Results: SC/MPC from muscles of 4-day-old piglets were isolated by trypsin digestion and enriched by Percoll density gradient centrifugation. A mixed myogenic cell population was obtained from the 40/70% interface (termed: mixed P40/70) of a 25/40/70% Percoll gradient. Thereafter, by using a more stepped 25/40/50/70% Percoll gradient, mixed P40/70 was divided into subpopulation 40/50 (SP40/50) collected from the 40/50% interface and subpopulation 50/70 (SP50/70) collected from the 50/70% interface. All three isolated populations proliferated and showed a myogenic phenotype characterized by the ability to express myogenic markers (Pax7, MyoD1, Desmin, and MyoG) and to differentiate into myotubes. However, compared with mixed P40/70, SP40/50 and SP50/70 exhibited distinct functional behavior. Growth kinetic curves over 90 h obtained by the xCELLigence system and proliferation assays revealed that SP40/50 and mixed P40/70 constituted a fast adhering and fast proliferating phenotype. In contrast, SP50/70 showed considerably slower adhesion and proliferation. The fast-proliferating SP40/50 showed the highest myogenic differentiation potential with higher fusion rates and the formation of more middle-sized and large myotubes.

Conclusions: The described Percoll density gradient centrifugation represents a useful tool for subdividing pig SC/MPC populations with divergent myogenic functions. The physiological role of SC subpopulations during myogenesis and the interaction of these populations can now be analyzed to a greater extent, shedding light on postnatal growth variations in pigs and probably in other animals.

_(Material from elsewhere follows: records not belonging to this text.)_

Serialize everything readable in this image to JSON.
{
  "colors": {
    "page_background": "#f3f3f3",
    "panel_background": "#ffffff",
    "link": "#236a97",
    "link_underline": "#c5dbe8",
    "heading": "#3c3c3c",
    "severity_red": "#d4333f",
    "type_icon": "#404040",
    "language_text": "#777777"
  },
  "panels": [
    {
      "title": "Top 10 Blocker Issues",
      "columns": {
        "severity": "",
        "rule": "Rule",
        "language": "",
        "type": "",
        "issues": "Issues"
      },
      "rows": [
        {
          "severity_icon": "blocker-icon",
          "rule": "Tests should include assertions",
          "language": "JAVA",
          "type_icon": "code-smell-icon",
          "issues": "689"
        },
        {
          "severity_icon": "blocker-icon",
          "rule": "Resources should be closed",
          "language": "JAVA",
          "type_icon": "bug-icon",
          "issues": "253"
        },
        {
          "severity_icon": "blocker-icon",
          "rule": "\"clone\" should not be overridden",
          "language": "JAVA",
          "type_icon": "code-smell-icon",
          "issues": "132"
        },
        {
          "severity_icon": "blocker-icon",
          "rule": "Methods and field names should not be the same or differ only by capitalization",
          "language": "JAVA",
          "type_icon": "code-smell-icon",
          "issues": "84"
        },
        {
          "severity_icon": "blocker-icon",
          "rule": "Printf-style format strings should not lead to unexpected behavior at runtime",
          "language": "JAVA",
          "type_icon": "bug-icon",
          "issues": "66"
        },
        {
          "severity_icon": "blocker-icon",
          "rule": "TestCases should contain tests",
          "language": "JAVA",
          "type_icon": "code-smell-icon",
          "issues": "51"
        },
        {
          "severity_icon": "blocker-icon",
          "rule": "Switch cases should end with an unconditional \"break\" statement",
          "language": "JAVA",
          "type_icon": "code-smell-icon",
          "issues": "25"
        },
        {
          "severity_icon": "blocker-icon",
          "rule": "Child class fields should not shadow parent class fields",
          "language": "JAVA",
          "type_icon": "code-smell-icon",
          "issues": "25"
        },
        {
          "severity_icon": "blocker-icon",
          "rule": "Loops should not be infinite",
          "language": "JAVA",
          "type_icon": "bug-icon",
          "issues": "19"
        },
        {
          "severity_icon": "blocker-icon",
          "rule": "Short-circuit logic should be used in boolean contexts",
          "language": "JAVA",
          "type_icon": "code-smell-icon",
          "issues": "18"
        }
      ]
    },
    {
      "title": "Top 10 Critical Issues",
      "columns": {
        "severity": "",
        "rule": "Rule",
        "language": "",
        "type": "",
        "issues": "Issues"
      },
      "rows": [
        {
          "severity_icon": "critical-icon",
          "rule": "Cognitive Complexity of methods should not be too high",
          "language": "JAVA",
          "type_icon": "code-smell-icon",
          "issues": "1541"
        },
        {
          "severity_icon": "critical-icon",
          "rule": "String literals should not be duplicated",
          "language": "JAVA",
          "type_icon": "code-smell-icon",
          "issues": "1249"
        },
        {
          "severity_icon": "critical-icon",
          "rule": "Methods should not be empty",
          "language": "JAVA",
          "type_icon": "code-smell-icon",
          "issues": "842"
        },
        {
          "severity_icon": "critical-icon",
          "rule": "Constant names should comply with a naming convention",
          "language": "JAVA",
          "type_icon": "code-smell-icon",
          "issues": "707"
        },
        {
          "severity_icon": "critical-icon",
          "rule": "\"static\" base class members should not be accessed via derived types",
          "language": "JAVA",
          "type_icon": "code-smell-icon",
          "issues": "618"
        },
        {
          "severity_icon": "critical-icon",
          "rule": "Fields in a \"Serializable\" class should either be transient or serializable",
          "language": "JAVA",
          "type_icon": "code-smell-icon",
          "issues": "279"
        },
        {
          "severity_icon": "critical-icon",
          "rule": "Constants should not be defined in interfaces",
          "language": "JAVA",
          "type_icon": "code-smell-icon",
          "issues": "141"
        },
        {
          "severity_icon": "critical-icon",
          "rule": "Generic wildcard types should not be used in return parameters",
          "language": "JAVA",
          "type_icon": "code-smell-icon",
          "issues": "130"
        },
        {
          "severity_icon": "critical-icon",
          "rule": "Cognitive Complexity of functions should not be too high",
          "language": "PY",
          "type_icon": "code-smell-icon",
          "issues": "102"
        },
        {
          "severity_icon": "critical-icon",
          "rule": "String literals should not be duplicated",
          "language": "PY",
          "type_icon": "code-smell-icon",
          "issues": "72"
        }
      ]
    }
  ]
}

Keywords: Differentiation; Functional heterogeneity; Myogenic marker expression; Pig; Primary muscle cell culture; Satellite cells.

Publication types

  • Research Support, Non-U.S. Gov't

MeSH terms

  • Animals
  • Biomarkers / metabolism
  • Cell Adhesion
  • Cell Differentiation
  • Cell Proliferation
  • Cell Separation / methods*
  • Cell Size
  • Centrifugation, Density Gradient
  • Muscle Development
  • Muscle Fibers, Skeletal / cytology
  • Muscle, Skeletal / cytology*
  • Povidone
  • Silicon Dioxide
  • Stem Cells / cytology*
  • Sus scrofa


  • Biomarkers
  • Percoll
  • Silicon Dioxide
  • Povidone